My writing buddies will appreciate this: Writer Steve Almond, who I met at the Conversations and Connections conference in Washington, D.C. back in April, says it’s important for writers to love their characters. He says to pay attention to them, listen to them. Represent them fairly and realistically. Don’t gloss over the scenes that have uncomfortable emotions – hold their hands through every second of it. Even the villains. Maybe, especially the villains.
For many years, I’ve considered that “I love you” means “I want to spend my energy on you.” I like it. Beyond the writer’s mandate to spend energy on our characters, it’s also there in marriage or parenting; or the platonic love and support I hope my writing buddies have for each other; or in the workplace, or in team sports. What makes a team, a family, a partnership, a circle of friends truly special is this: Do we care about each other enough to go the extra mile to ensure one another’s success?
Love in business? This is the most challenging and intimidating slice of life for many of us with an artistic bent. I’m thinking about the company I just left, a company that grew from 20 to 450 employees during my 12-year tenure; but I could be writing about just about anything I’ve ever gotten involved in whether it be business, family, sports, or writing:

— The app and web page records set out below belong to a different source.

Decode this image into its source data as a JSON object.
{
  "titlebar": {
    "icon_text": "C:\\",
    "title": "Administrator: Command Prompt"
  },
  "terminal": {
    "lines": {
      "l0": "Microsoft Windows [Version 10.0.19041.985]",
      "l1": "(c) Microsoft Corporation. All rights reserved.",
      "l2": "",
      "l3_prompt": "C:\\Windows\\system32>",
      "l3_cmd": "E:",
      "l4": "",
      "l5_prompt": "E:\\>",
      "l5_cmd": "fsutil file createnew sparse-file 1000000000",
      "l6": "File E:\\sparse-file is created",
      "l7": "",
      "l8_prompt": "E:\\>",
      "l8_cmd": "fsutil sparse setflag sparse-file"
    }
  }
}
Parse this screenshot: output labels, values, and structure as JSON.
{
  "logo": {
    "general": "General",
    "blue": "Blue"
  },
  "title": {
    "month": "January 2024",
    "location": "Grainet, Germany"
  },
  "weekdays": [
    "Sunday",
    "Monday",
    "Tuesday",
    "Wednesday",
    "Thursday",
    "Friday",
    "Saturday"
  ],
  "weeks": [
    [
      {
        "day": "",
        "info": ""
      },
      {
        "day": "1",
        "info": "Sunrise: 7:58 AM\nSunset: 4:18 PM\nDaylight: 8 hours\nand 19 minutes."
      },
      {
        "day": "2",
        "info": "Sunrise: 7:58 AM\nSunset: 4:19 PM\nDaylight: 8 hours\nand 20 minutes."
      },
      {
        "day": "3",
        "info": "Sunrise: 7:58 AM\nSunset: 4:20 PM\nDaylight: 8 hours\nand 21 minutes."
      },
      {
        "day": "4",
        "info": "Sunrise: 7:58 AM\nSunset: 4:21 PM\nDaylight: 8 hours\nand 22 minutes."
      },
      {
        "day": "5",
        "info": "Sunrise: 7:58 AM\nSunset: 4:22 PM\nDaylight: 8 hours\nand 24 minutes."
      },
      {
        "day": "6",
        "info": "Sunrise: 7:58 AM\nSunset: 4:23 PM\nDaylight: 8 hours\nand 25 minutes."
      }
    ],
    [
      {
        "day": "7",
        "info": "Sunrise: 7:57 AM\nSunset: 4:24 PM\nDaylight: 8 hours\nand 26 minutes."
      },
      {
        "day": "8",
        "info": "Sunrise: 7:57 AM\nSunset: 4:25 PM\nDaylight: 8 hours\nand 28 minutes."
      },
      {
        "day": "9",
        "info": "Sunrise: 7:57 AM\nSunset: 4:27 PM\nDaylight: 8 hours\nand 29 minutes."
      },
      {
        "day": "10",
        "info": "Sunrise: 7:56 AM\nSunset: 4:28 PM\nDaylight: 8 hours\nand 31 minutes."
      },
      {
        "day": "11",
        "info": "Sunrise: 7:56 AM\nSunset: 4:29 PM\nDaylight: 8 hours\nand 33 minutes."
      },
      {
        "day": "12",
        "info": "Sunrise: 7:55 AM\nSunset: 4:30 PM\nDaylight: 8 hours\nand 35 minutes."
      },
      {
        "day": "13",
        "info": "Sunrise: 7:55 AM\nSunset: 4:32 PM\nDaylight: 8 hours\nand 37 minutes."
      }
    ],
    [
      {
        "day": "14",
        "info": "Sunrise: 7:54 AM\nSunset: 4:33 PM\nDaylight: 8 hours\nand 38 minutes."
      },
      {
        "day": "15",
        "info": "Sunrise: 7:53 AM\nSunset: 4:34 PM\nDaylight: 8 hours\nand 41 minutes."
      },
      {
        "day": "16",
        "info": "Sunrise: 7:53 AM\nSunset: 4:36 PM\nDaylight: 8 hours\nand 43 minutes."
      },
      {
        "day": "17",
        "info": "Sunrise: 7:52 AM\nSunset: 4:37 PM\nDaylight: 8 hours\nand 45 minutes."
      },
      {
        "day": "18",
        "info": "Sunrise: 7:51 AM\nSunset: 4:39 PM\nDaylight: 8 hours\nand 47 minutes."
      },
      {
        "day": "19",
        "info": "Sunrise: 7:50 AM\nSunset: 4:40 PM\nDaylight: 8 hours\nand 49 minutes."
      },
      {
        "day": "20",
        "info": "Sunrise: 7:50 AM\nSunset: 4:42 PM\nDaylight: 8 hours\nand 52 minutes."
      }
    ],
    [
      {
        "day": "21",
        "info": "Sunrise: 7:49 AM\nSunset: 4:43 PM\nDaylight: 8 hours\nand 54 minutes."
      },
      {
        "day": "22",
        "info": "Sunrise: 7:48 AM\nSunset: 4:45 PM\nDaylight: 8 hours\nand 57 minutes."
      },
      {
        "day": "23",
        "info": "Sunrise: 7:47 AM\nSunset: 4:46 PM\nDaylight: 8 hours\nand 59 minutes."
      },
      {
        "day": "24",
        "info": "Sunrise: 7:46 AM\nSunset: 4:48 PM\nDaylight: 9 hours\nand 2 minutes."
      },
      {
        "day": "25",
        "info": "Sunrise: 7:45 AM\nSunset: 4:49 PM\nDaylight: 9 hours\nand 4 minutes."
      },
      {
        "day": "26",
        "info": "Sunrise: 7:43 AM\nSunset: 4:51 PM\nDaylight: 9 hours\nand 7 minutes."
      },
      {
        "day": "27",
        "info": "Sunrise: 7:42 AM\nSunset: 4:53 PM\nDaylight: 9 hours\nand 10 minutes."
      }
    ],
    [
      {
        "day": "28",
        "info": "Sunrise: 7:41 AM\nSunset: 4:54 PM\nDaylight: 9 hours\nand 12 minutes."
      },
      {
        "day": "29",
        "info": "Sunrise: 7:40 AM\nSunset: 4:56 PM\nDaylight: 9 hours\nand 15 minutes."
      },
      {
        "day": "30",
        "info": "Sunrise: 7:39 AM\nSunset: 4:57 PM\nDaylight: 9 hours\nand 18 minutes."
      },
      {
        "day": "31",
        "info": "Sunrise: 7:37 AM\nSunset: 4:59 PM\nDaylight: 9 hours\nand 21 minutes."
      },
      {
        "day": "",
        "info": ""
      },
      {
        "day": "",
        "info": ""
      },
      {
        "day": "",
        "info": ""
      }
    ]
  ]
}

Good bosses, peers, and subordinates all have three things in common. First: They have each other’s back. They know that if you look bad, everyone on the team looks bad and everyone will have to work really hard to get each other out of dog-doo; so they go the extra mile to help people on the team look good. Second: They make sure you do your job correctly and you’re not taking advantage of them. Because if some people have to scramble around too much to cover for others, yep: You’ll all find yourselves back in the dog-doo. Third: They always say things to make their teammates realize they’re not total idiots. They encourage one another by listening and discussing each other’s ideas, and by telling stories about how so-and-so’s brilliant process improvement helped them to knock that sales proposal out of the park. Positive feedback for a job well-done, and a respectful ear, can build mediocre performers into solid ones and can turn solid ones into stars. I’ve seen it. A lot.
All of that sounds to me like love. First is sacrificial love. Second is tough love. Third is fellowship love. All involve giving your energy away to others. All are essential ingredients of a true community. Now go out there and find someone to spend your energy on!